And then, I had to want the freedom. It was hard work. I don’t really know how to describe it, but it was a battle in my mind all the time. It was like fighting for my life all the time. It was like falling apart and getting worse before getting better. But I had to do anything it took to get better. Work hard. Fight for it. There was no other way. I had to really want to get better, and do everything it took to get better, all the while keeping my end goal in mind: A free, unhindered, close, fulfilling relationship with Jesus. I wanted that more than anything, and even though it took years to find the depth of that, it was those years of searching for it that brought me to it. I wouldn’t have found it if it only took a few days or weeks. I found that deep, sweet relationship due to the length and depth of the struggle, and because I fought to stand in the freedom Jesus purchased for me, and because I allowed every moment of difficulty to draw my heart closer to Him.
So these are the thoughts that flood into my mind when I’m asked how to overcome disordered eating. I don’t have a ten-step process. I have this:
Want something else more, and then fight to beat the eating disorder and find what you want more. Allow every struggle to bring you deeper, because you’ll find such a depth to life through the struggle, in a way you never would have found without walking through something so difficult.

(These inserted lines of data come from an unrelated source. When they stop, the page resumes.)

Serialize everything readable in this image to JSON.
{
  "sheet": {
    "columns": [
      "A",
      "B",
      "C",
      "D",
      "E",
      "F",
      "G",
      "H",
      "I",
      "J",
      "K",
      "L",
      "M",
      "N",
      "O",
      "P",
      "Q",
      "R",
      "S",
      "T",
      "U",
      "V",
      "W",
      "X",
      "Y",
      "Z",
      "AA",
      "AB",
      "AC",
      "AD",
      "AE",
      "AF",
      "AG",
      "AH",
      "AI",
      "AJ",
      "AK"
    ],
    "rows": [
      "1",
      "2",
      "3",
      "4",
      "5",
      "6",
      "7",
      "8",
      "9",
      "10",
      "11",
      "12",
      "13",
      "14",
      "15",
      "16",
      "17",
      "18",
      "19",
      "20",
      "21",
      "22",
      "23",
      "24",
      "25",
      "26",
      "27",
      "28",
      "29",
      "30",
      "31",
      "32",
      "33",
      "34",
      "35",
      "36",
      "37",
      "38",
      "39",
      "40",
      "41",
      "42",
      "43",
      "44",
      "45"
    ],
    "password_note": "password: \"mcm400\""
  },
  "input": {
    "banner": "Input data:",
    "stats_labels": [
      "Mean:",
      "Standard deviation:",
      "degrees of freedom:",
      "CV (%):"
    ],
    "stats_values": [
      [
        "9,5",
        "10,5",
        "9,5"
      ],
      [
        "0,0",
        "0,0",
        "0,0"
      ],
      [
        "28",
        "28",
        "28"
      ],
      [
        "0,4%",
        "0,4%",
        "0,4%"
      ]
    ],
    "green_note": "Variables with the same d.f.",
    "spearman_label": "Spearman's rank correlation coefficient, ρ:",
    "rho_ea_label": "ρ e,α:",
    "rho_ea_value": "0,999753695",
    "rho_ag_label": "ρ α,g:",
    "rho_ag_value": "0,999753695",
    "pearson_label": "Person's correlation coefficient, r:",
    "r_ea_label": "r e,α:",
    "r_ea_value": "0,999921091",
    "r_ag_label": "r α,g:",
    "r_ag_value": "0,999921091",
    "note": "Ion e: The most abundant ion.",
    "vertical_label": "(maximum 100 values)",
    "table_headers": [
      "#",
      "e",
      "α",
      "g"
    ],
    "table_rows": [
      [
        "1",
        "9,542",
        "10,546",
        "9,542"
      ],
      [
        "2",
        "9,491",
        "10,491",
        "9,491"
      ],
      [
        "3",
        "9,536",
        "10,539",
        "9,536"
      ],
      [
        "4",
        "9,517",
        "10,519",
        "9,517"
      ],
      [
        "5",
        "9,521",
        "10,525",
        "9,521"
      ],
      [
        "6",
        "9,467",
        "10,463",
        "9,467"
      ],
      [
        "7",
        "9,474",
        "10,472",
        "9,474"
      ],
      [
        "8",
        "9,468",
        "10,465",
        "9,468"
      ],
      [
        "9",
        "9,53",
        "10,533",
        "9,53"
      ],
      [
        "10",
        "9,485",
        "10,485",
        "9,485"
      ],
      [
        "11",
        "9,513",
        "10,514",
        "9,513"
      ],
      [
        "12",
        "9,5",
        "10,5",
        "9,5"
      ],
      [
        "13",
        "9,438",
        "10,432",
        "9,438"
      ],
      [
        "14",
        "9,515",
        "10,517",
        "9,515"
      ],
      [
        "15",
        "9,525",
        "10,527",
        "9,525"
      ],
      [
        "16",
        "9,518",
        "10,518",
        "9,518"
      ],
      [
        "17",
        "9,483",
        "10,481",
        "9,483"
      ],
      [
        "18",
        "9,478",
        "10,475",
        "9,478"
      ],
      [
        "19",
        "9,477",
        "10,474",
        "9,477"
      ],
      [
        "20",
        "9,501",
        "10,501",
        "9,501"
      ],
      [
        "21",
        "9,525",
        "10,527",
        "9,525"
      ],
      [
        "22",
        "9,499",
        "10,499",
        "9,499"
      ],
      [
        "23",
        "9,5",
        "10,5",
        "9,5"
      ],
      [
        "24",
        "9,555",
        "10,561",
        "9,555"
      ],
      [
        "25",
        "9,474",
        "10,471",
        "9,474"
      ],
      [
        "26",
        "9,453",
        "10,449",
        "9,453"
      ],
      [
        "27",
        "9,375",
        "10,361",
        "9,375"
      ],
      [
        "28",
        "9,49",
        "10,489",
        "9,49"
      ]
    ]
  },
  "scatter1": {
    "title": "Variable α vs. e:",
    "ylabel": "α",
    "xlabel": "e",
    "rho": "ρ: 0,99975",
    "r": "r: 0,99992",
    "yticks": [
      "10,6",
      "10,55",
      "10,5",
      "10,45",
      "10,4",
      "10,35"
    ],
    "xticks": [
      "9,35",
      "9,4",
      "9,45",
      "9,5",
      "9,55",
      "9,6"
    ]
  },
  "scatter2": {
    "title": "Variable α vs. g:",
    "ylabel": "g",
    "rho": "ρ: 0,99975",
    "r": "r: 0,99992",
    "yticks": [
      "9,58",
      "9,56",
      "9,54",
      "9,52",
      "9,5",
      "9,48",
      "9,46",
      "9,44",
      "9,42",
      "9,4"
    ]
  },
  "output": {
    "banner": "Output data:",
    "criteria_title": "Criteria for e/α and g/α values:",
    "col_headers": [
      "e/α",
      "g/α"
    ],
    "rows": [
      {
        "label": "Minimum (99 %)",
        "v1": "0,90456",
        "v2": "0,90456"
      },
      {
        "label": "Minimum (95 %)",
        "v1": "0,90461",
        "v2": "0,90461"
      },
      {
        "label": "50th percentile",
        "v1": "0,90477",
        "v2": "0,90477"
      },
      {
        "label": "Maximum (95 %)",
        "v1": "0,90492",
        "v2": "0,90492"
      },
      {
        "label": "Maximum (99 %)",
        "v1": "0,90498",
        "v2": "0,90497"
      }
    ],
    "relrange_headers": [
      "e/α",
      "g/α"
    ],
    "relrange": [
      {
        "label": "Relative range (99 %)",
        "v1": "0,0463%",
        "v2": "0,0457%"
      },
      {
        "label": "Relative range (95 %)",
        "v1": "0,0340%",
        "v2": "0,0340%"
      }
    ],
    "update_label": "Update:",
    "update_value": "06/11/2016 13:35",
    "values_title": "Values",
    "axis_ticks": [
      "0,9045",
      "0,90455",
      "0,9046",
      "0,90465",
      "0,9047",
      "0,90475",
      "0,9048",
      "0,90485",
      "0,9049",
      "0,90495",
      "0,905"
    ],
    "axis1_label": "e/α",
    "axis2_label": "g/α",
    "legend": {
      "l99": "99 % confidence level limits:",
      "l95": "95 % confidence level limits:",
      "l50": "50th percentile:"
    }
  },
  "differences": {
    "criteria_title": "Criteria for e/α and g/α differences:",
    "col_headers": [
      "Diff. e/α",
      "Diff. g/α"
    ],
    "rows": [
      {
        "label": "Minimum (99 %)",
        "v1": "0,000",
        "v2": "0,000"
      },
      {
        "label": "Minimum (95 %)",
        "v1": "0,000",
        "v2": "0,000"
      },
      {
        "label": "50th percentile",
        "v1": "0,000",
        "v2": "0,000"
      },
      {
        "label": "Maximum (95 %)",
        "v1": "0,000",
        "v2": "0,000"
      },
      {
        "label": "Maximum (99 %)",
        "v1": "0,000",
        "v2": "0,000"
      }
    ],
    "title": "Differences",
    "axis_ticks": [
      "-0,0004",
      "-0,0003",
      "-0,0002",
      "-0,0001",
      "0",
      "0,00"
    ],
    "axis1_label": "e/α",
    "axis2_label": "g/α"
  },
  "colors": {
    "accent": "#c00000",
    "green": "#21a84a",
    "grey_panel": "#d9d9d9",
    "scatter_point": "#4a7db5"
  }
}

That’s not to say you can only find this depth to life by walking through disordered eating; what I am saying is: if we let it, walking through pain will bring us to a beauty and wholeness deeper than anything you could ever imagine.
Be encouraged. Fight for it. If you haven’t already, then take the extremely important step of sharing your struggle with a trusted adult and/or counselor. Begin to find what you want more than the disordered eating. It won’t be easy, but you can find freedom! And let me tell you, that freedom is totally worth the battle.